When The Status Quo Isn’t Working
For decades, two messages were used to stop campus rape. For women, that meant being warned to carry mace and travel in groups to avoid being assaulted. Men were told what the law was so they wouldn’t get in trouble. In short, you were either a potential victim or a perpetrator, and it didn’t work.
Rates of sexual violence on college campuses have remained steady since the 1980s. Today, many activists and experts in the prevention field think “No means no” lectures are a waste of time and energy.
“The guys will say, ‘Well, I’m not going to perpetrate, and my job is done,'” said Jessy Lyons, associate director at Green Dot. “Talking to women as potential victims of violence has not had any more success.”
As colleges nationwide come under heightened scrutiny for how they address sexual assault, bystander intervention has emerged as a favorite strategy for preventing rape on campus. It’s noncontroversial, gender-neutral and provides hope that students can prevent other people from engaging in bad behavior. And perhaps just as importantly, the White House is heavily promoting it.
Bystander intervention serves as the basis for the White House’s “It’s On Us” campaign, which teaches people how to identify a scenario that could lead to sexual violence so they can stop to it.
“It’s On Us” gave a big bump to bystander intervention in 2014, but Vice President Joe Biden actually began promoting the program in 2011. The latest reauthorization of the Violence Against Women Act also included a mandate for more rape prevention programming for college students and staff, giving schools another reason to adopt bystander intervention.
Lyons believes it’s more effective than “No means no” lectures. “Now we’re talking to all of you as allies to the solution,” she said.
Tom Conlin, a senior on the Connecticut College hockey team, describes learning about three strategies in Green Dot: using a distraction to pause the situation, delegating intervention to someone else, or directly intervening in a situation.
Conlin considers himself a “distracter,” and so does Liautaud. “That’s pretty much everyone’s go-to — it’s kind of the easiest,” Liautaud said, describing how he might distract someone by inviting them to join him for french fries, mozzarella sticks or some sort of other greasy food to prevent a situation from escalating into sexual assault.
The Groups Behind Bystander Intervention
Green Dot, developed at the University of Kentucky, is one of the two largest nonprofits deploying anti-rape bystander intervention programs on college campuses. The other is Bringing in the Bystander, created at the University of New Hampshire. Staff for both programs typically teach campus facilitators how to lead bystander intervention workshops that can last between one to six hours.

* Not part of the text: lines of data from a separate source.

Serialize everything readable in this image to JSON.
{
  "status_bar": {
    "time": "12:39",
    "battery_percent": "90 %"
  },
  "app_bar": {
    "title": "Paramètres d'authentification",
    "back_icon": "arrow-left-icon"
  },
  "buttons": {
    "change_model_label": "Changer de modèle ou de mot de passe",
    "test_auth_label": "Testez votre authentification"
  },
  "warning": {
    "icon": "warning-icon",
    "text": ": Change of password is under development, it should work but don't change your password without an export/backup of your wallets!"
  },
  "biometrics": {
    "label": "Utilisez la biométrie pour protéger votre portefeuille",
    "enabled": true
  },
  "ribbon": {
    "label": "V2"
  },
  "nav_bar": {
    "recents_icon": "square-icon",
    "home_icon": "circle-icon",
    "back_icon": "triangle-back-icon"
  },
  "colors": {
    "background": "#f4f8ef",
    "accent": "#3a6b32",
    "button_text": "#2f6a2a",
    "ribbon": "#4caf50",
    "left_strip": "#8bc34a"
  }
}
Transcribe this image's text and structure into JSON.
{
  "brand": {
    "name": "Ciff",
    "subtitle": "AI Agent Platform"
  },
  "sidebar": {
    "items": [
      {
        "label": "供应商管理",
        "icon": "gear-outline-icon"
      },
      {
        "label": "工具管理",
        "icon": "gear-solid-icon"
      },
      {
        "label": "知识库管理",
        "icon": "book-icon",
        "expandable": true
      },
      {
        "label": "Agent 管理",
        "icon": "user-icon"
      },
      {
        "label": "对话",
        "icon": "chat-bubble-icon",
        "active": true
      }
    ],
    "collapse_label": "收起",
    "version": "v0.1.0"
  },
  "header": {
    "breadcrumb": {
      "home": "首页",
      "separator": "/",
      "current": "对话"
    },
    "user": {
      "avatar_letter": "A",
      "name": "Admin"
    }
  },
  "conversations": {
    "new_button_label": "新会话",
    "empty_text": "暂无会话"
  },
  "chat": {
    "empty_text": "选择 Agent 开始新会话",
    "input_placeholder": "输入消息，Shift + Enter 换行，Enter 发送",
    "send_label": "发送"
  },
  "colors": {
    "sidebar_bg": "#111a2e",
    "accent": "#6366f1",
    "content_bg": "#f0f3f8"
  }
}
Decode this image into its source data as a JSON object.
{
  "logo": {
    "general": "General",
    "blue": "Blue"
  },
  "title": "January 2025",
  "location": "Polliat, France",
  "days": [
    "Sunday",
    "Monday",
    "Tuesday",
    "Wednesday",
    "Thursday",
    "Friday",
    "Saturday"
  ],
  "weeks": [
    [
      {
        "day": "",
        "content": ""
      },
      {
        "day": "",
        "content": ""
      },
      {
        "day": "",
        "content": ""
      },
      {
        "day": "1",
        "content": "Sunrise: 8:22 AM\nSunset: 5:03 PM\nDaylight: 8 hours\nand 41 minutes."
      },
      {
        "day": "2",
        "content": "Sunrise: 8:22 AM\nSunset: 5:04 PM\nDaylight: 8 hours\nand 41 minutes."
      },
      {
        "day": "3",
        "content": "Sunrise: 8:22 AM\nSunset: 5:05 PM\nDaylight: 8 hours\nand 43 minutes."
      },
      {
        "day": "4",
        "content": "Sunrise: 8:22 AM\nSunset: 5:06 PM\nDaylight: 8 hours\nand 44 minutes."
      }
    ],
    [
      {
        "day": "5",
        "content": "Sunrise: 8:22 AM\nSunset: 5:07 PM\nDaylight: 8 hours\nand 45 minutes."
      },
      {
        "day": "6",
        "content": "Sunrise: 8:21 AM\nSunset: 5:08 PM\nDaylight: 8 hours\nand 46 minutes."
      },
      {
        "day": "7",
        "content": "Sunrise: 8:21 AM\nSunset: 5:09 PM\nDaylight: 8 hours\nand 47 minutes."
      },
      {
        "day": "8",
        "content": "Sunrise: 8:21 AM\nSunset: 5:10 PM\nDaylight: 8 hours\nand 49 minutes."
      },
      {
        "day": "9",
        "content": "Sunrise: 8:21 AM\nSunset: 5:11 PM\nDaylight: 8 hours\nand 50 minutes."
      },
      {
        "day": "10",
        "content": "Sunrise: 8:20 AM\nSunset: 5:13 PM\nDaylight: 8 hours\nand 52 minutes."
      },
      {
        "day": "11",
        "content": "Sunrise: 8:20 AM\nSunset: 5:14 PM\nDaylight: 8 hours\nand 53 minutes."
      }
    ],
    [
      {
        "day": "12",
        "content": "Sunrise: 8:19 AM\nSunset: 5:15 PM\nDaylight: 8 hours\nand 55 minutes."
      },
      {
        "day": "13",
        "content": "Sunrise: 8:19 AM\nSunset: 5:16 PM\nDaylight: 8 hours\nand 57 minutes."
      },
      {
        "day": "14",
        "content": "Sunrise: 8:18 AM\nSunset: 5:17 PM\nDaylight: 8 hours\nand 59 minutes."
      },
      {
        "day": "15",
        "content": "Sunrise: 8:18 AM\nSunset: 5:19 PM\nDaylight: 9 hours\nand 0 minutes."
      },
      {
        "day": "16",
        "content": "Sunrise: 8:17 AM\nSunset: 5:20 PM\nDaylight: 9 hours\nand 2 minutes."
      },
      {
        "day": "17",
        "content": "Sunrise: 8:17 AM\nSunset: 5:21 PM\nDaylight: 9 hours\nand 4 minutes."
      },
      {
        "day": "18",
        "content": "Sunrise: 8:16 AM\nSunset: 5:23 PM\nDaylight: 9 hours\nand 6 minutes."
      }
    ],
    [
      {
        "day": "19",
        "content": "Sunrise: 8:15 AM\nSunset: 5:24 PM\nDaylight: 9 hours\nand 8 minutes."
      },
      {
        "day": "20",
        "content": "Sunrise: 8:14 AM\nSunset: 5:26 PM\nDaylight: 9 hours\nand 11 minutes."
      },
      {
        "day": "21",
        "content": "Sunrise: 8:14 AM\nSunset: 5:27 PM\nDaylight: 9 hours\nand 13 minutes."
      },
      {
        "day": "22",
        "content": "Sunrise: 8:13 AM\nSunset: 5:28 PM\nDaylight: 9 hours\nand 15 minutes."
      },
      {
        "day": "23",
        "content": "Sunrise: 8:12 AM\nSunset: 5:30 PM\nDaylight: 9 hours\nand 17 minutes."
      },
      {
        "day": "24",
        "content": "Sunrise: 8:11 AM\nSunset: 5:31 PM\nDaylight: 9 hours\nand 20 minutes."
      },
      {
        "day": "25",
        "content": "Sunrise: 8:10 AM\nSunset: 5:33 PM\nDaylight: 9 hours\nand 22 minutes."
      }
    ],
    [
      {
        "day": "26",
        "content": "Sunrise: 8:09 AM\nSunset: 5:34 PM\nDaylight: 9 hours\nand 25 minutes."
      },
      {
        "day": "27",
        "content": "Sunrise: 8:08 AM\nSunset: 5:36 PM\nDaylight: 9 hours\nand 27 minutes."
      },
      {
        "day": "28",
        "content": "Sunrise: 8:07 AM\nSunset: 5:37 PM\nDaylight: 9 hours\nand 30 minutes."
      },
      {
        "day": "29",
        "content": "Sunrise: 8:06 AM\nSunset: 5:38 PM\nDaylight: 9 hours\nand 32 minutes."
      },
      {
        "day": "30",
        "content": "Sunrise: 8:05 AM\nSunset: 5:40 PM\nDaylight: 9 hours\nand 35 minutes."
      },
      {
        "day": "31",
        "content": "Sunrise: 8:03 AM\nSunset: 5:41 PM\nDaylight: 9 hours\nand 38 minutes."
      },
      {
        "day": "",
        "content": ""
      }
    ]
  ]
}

“We don’t tell them you have to use the program as it is off the shelf,” said Sharyn Potter, co-director of UNH’s Prevention Innovations Research Center. “We want them to use examples that are campus-specific.” That means using slang like “wicked” in Boston, or referring to specific party spots on a particular campus.
Close to 300 colleges have implemented Green Dot training in the past few years. Bringing in the Bystander is being used at more than 400 schools in 43 states as well as the U.S. military, and is going international.
More than 440 colleges and universities are also using Step Up!, a bystander intervention program created by the University of Arizona that focuses on other challenges on campus, like depression and excess drinking, as well as sexual assault.
Some schools have started their own bystander intervention programs as well. The University of North Carolina’s program is called One Act. The Claremont Colleges consortium has developed an abridged version of Green Dot called Teal Dot. Many student leaders were required to attend one of Teal Dot’s three-hour training sessions in September 2015, and …read more